» **Problem to solve**
In the answer, every entry must appear exactly as given.

» **Information supplied**
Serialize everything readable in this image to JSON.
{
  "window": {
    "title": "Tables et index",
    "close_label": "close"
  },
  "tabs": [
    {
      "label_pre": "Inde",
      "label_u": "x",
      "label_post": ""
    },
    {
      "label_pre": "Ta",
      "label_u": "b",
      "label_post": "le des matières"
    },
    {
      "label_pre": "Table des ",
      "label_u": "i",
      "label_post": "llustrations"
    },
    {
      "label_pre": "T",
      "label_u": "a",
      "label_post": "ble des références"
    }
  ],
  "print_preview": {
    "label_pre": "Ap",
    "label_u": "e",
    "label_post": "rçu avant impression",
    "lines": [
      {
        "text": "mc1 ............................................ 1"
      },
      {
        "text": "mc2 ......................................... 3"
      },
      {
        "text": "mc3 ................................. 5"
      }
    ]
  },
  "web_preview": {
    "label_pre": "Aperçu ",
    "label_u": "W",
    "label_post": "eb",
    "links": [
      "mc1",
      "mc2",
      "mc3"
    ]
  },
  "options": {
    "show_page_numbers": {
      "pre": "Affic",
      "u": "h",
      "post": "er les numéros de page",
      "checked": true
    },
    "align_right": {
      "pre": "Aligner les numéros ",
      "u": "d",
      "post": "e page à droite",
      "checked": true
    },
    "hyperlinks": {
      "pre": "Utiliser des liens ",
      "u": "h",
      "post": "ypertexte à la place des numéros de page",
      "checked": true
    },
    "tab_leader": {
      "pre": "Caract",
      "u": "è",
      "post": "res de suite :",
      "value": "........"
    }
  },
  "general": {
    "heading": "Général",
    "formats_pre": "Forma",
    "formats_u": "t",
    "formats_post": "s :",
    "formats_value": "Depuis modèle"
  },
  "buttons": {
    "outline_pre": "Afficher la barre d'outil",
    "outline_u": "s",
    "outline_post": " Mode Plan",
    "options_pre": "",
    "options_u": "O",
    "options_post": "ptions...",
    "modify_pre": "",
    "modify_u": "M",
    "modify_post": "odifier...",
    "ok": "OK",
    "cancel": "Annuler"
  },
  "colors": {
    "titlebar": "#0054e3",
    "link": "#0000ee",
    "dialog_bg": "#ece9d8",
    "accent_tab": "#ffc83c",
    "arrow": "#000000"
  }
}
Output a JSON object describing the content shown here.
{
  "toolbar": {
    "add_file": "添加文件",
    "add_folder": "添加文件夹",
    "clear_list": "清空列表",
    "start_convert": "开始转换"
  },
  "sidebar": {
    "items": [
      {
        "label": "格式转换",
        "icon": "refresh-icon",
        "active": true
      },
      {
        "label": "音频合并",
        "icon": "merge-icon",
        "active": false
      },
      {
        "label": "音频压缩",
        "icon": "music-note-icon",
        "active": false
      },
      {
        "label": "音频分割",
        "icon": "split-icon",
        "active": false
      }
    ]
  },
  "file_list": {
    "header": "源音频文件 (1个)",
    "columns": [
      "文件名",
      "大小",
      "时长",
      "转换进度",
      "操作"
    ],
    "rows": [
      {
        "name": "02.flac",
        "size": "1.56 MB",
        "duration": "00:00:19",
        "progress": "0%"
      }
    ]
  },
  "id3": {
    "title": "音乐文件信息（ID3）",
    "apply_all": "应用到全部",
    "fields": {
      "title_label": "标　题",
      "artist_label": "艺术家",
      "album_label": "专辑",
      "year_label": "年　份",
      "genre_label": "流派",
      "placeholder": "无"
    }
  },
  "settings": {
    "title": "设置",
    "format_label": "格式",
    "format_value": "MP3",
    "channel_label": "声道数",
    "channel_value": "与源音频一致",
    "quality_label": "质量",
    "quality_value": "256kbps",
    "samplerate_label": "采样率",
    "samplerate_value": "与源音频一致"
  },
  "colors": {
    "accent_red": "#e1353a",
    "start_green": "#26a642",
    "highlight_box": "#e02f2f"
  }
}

» **Result below**
Serialize everything readable in this image to JSON.
{
  "window": {
    "title": "Tables et index",
    "close_label": "close"
  },
  "tabs": [
    {
      "label_pre": "Inde",
      "label_u": "x",
      "label_post": ""
    },
    {
      "label_pre": "Ta",
      "label_u": "b",
      "label_post": "le des matières"
    },
    {
      "label_pre": "Table des ",
      "label_u": "i",
      "label_post": "llustrations"
    },
    {
      "label_pre": "T",
      "label_u": "a",
      "label_post": "ble des références"
    }
  ],
  "print_preview": {
    "label_pre": "Ap",
    "label_u": "e",
    "label_post": "rçu avant impression",
    "lines": [
      {
        "text": "mc1 ............................................ 1"
      },
      {
        "text": "mc2 ......................................... 3"
      },
      {
        "text": "mc3 ................................. 5"
      }
    ]
  },
  "web_preview": {
    "label_pre": "Aperçu ",
    "label_u": "W",
    "label_post": "eb",
    "links": [
      "mc1",
      "mc2",
      "mc3"
    ]
  },
  "options": {
    "show_page_numbers": {
      "pre": "Affic",
      "u": "h",
      "post": "er les numéros de page",
      "checked": true
    },
    "align_right": {
      "pre": "Aligner les numéros ",
      "u": "d",
      "post": "e page à droite",
      "checked": true
    },
    "hyperlinks": {
      "pre": "Utiliser des liens ",
      "u": "h",
      "post": "ypertexte à la place des numéros de page",
      "checked": true
    },
    "tab_leader": {
      "pre": "Caract",
      "u": "è",
      "post": "res de suite :",
      "value": "........"
    }
  },
  "general": {
    "heading": "Général",
    "formats_pre": "Forma",
    "formats_u": "t",
    "formats_post": "s :",
    "formats_value": "Depuis modèle"
  },
  "buttons": {
    "outline_pre": "Afficher la barre d'outil",
    "outline_u": "s",
    "outline_post": " Mode Plan",
    "options_pre": "",
    "options_u": "O",
    "options_post": "ptions...",
    "modify_pre": "",
    "modify_u": "M",
    "modify_post": "odifier...",
    "ok": "OK",
    "cancel": "Annuler"
  },
  "colors": {
    "titlebar": "#0054e3",
    "link": "#0000ee",
    "dialog_bg": "#ece9d8",
    "accent_tab": "#ffc83c",
    "arrow": "#000000"
  }
}
Output a JSON object describing the content shown here.
{
  "toolbar": {
    "add_file": "添加文件",
    "add_folder": "添加文件夹",
    "clear_list": "清空列表",
    "start_convert": "开始转换"
  },
  "sidebar": {
    "items": [
      {
        "label": "格式转换",
        "icon": "refresh-icon",
        "active": true
      },
      {
        "label": "音频合并",
        "icon": "merge-icon",
        "active": false
      },
      {
        "label": "音频压缩",
        "icon": "music-note-icon",
        "active": false
      },
      {
        "label": "音频分割",
        "icon": "split-icon",
        "active": false
      }
    ]
  },
  "file_list": {
    "header": "源音频文件 (1个)",
    "columns": [
      "文件名",
      "大小",
      "时长",
      "转换进度",
      "操作"
    ],
    "rows": [
      {
        "name": "02.flac",
        "size": "1.56 MB",
        "duration": "00:00:19",
        "progress": "0%"
      }
    ]
  },
  "id3": {
    "title": "音乐文件信息（ID3）",
    "apply_all": "应用到全部",
    "fields": {
      "title_label": "标　题",
      "artist_label": "艺术家",
      "album_label": "专辑",
      "year_label": "年　份",
      "genre_label": "流派",
      "placeholder": "无"
    }
  },
  "settings": {
    "title": "设置",
    "format_label": "格式",
    "format_value": "MP3",
    "channel_label": "声道数",
    "channel_value": "与源音频一致",
    "quality_label": "质量",
    "quality_value": "256kbps",
    "samplerate_label": "采样率",
    "samplerate_value": "与源音频一致"
  },
  "colors": {
    "accent_red": "#e1353a",
    "start_green": "#26a642",
    "highlight_box": "#e02f2f"
  }
}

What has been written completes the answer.